Usain Bolt gave the crowd a wave in the manner of Queen Elizabeth II of Britain before racing to the finish line of the 200 meters to seal a historic sweep of the track sprints at the London Olympics.
Bolt won in 19.32 seconds at the Olympic Stadium to lead a Jamaican medals sweep. Yohan Blake got the silver in 19.44 and Warren Weir took bronze in 19.84.
“I’ve done it, this is what I wanted; I’ve wanted to become a legend,” he told reporters after his race. “You can bask in my glory now.”
Bolt, 25, looked over to his friend Blake on his left side as he approached the finish line. He placed his finger over his lips as he became the only man to successfully defend both the 100- and 200-meter titles at an Olympics.
His triumph also made him the first runner to retain two titles since Finland’s Lasse Viren won the 5,000- and 10,000- meter races at the 1972 Munich Olympics and the 1976 Montreal Games. Bolt set an Olympic record of 9.63 seconds in his 100- meter victory on Aug. 5.
“For me, that was for all the doubters, all the people saying I wasn’t going to win,” Bolt said. “They can stop talking now, I’m a legend.”
Carl Lewis, the former U.S. track star whose achievements Bolt surpassed by defending both sprint titles, questioned the Jamaican’s rapid improvement at the 2008 Beijing Games, and also said the Caribbean country’s drug-testing regime wasn’t as rigorous as it should be.
“I’m going to say something controversial right now.
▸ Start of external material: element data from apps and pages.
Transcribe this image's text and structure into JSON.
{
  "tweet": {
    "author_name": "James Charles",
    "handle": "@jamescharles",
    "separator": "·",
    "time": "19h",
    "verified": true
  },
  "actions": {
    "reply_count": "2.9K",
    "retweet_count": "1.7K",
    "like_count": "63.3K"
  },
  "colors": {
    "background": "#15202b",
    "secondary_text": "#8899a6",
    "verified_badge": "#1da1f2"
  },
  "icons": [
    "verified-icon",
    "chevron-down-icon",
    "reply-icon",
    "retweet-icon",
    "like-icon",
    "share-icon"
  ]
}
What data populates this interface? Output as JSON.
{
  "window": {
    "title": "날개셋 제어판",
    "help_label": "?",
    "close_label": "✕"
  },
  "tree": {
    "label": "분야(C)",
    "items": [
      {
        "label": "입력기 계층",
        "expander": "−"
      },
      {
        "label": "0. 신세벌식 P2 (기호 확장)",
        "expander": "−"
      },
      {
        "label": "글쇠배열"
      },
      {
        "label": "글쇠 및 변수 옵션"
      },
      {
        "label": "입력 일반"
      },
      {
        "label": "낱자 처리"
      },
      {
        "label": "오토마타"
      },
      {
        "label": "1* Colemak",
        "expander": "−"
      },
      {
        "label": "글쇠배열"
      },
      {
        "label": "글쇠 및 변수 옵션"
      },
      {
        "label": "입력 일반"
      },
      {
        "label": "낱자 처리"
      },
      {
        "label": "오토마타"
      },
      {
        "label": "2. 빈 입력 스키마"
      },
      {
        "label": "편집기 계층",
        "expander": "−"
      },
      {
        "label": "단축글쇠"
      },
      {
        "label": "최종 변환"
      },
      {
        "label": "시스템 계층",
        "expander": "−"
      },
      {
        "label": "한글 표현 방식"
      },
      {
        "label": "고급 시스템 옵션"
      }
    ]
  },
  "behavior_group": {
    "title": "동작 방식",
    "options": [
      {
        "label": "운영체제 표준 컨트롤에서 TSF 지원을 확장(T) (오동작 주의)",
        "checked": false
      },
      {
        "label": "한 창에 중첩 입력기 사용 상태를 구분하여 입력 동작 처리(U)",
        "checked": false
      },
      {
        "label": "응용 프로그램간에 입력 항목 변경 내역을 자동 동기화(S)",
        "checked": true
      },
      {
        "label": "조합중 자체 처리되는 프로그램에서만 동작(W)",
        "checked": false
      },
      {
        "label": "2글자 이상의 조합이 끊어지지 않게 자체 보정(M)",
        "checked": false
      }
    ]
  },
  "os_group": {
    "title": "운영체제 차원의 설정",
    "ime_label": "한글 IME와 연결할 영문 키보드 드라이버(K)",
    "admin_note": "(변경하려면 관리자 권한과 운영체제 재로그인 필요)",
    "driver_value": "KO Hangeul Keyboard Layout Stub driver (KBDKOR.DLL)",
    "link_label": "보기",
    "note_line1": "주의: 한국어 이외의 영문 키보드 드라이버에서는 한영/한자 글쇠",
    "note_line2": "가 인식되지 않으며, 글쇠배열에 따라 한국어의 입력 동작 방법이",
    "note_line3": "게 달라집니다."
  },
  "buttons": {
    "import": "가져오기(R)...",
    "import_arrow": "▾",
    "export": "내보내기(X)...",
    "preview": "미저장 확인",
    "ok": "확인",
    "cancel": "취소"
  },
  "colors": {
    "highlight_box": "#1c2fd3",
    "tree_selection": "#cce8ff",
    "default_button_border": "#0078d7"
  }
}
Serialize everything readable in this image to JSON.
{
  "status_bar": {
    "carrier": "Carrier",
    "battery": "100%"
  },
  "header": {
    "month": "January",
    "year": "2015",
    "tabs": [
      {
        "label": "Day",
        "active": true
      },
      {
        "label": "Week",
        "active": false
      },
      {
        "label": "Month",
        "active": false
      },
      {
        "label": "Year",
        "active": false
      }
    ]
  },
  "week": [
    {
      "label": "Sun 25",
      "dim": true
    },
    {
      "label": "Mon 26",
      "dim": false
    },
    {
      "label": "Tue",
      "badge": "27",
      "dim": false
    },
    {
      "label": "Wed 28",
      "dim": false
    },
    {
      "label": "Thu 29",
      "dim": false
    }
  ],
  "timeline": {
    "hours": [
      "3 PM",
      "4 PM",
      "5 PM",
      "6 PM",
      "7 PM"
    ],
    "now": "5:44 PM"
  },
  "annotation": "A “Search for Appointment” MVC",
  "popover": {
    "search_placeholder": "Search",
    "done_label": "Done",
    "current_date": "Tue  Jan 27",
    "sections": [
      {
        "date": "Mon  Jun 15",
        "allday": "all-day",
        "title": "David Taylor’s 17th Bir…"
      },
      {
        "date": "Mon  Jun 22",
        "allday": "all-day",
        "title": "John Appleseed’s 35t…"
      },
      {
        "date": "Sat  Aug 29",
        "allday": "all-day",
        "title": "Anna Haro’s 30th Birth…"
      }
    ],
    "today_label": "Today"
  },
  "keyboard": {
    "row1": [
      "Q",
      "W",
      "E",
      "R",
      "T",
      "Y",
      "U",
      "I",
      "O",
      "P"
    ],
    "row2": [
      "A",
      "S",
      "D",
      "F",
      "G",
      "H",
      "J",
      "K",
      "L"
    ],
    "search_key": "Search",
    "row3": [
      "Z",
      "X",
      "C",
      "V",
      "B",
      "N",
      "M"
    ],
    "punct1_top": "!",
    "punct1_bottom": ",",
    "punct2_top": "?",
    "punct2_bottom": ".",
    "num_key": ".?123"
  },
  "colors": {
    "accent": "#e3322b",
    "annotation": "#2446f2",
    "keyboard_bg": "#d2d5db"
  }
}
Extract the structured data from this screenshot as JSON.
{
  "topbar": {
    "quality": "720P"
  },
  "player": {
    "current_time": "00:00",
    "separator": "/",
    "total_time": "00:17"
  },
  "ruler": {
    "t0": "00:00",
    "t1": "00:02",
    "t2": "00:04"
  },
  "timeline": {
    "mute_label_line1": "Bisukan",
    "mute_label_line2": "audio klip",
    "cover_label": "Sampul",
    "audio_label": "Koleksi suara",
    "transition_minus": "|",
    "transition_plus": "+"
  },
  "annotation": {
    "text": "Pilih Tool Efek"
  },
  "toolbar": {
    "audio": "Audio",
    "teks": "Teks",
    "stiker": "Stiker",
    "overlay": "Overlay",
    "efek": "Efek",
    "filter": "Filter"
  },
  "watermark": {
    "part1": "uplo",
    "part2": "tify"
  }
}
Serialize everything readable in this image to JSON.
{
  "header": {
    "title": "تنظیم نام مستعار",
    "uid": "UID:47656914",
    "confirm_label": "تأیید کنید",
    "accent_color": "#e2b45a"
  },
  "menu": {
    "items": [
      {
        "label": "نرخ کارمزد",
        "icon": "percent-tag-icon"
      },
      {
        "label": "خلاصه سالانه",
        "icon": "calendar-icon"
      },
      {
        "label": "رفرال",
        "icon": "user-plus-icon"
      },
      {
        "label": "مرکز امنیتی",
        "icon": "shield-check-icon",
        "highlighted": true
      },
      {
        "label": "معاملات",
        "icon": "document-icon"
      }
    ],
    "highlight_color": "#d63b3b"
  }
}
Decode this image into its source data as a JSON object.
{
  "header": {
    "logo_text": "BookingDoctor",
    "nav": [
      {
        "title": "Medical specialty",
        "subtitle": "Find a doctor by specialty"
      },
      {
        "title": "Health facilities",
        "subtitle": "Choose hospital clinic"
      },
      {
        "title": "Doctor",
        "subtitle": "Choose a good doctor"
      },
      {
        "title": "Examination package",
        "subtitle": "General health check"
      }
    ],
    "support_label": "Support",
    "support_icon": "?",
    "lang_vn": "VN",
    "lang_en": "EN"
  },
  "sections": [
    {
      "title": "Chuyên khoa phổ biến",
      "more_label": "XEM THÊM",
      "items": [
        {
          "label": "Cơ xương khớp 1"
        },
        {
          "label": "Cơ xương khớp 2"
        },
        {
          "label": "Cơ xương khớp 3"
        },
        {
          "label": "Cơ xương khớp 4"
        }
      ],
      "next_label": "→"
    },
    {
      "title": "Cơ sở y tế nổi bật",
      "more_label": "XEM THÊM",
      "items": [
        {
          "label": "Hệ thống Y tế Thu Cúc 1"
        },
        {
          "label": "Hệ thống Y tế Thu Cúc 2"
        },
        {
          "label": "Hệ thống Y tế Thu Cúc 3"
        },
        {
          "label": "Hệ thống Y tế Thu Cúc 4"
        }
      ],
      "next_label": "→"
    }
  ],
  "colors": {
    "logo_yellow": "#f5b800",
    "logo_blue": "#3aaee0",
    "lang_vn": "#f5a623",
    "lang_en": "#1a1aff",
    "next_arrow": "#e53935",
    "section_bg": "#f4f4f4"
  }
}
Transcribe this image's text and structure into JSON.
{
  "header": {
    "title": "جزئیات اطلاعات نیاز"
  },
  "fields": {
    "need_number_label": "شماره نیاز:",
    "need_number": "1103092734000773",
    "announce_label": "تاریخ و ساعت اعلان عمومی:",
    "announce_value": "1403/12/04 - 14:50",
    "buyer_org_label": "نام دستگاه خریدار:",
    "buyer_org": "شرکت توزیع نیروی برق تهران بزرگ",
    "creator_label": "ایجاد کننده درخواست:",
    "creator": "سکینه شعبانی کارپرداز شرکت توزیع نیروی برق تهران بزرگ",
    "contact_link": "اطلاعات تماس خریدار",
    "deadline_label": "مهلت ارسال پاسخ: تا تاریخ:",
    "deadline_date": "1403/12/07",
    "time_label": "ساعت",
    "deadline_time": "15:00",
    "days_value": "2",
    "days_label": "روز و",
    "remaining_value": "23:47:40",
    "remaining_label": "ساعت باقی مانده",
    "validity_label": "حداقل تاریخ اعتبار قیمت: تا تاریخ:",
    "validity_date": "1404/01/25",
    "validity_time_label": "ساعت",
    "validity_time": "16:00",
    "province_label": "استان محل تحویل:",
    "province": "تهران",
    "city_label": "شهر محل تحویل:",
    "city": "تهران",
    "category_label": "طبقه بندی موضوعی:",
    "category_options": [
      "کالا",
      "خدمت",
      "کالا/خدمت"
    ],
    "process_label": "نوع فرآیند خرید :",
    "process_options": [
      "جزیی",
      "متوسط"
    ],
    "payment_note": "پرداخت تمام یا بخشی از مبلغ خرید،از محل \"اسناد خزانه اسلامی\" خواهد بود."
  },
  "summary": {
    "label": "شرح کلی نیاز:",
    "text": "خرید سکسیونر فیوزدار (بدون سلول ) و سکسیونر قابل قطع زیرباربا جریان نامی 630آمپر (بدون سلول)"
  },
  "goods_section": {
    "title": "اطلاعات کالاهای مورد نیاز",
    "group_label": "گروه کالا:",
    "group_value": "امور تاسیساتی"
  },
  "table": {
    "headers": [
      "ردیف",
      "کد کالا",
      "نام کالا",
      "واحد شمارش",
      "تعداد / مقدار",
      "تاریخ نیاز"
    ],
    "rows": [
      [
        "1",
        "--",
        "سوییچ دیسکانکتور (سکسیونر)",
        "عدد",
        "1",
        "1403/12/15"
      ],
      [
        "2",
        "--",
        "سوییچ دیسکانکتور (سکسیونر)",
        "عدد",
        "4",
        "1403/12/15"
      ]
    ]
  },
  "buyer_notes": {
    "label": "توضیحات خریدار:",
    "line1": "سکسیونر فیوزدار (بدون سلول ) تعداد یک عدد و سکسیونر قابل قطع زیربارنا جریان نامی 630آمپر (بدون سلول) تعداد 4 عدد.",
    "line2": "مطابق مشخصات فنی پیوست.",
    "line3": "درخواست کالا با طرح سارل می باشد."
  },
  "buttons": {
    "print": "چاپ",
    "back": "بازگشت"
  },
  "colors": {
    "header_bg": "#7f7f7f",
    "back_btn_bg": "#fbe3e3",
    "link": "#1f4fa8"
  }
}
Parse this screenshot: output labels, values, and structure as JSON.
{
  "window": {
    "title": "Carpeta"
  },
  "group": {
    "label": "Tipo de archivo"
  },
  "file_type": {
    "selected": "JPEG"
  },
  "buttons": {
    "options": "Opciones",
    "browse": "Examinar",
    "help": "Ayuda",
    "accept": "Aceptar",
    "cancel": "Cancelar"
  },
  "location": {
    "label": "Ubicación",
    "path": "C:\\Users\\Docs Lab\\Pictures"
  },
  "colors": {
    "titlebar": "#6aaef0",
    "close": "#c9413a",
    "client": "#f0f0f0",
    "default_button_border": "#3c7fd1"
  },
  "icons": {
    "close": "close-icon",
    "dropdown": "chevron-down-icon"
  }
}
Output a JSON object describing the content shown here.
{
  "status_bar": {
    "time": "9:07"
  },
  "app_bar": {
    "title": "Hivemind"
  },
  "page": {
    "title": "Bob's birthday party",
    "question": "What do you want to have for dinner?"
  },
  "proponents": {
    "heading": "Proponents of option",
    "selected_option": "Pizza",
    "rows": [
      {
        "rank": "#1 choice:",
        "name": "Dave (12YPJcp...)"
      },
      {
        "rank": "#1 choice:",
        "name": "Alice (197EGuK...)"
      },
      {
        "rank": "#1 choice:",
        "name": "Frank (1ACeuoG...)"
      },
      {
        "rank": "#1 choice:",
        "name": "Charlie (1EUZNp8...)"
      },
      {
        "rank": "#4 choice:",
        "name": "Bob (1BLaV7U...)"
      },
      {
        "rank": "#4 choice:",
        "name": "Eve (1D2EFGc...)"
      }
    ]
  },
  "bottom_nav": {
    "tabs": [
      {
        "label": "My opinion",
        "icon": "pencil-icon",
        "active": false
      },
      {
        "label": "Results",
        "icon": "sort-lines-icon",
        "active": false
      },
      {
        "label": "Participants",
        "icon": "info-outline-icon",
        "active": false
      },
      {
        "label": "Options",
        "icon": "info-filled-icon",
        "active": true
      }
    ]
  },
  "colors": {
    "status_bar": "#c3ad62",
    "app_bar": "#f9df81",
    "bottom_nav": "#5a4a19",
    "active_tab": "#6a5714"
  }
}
Carl Lewis, I have no respect for him,” Bolt said when asked to compare himself to the American. “It was all about drugs. Talking about drugs, about drug stuff for me. For an athlete to be out of the sport to be saying that, that’s really upsetting for me. As far as I’m concerned, he’s just looking for attention, that’s all.”
Bolt said he may not be back for the Rio de Janeiro Olympics in four years when he’ll be 29, and is considering skipping next August’s world championships in Moscow.
“It’s going to be a hard mission,” he said, pointing at silver medalist Blake and bronze medalist Weir. “These guys are running extremely well right now.”
The sprinter’s success was celebrated late into the night in Jamaica, where his win, and the medal sweep, brought thousands of flag-waving fans to the streets.
Preston Gordon, 75, a Jamaican who moved to London when he was 19, said Bolt’s impact on his birth country matched that of reggae legend Bob Marley.
“It’s just amazing what he’s done for such a small country,” said Gordon, who was inside the stadium. “It’s out of this world. I don’t think what he’s done will ever happen again.”
Bolt had come to London with some question marks about his form and fitness after losing in both the 100 and 200 meters to Blake, his 22-year-old training partner, at the Jamaican trials in June and July.
“Blake kind of knocked on my door and said, ’Usain, this is the Olympic year, you’ve got to get serious. You’ve got to remember that I am here and I am ready to go.’ That was good for me, it really opened my eyes to what was really going on,” Bolt said.
He recalled telling Blake, whom he’s nicknamed “The Beast” for the intensity of his training, that he didn’t have a chance of usurping him when they started working out together.
“I said to Yohan Blake in 2010 that you came around at the wrong time because this is my time,” Bolt said. “These next two years are mine. After that you can go on and do what you have to do.”
Before the start, wearing a yellow cap back to front, Bolt shared a fist bump with both a beaming volunteer standing behind his blocks and Blake, clapped to the crowd and then looked up to the sky. He got the biggest roar from the capacity crowd of 80,000 when he finished his pre-race rituals with a wave in a manner akin to that of the British monarch.
Bolt said he’d come up with the idea for his impersonation when he talked to Blake and Weir before the race.
“We wondered, what are we going to do?” Bolt said. “Blake was saying I’ve got something new, and Weir was going to do something, so I was left alone and I was like: ‘What am I going to do?’ So I did the wave.”
Bolt led the field from the start, with Blake pushing him at the end as he finished in a time that equaled the mark set by Michael Johnson when the American won gold at the Atlanta Games in 1996.
Bolt is the only person to have run below 9.60 in the 100 meters and under 19.20 in the 200 meters. He broke his own world records in both distances at the 2009 world championships in Berlin, where he ran 9.58 to win the 100 and 19.19 to take the 200.
Although Bolt said he’s not been “100 percent” fit and that he’d felt a strain in his back during the 200, he’s aiming to break the 400-meter relay world record with his teammates tomorrow. Jamaica is the defending Olympic champion and set a world mark at last year’s world championships in Daegu, South Korea.
“It’s a possibility,” Bolt said. “It would be a good way to close the show again.”
To contact the reporters on this story: Tariq Panja in London at firstname.lastname@example.org; Danielle Rossingh in London at email@example.com
To contact the editor responsible for this story: Christopher Elser at firstname.lastname@example.org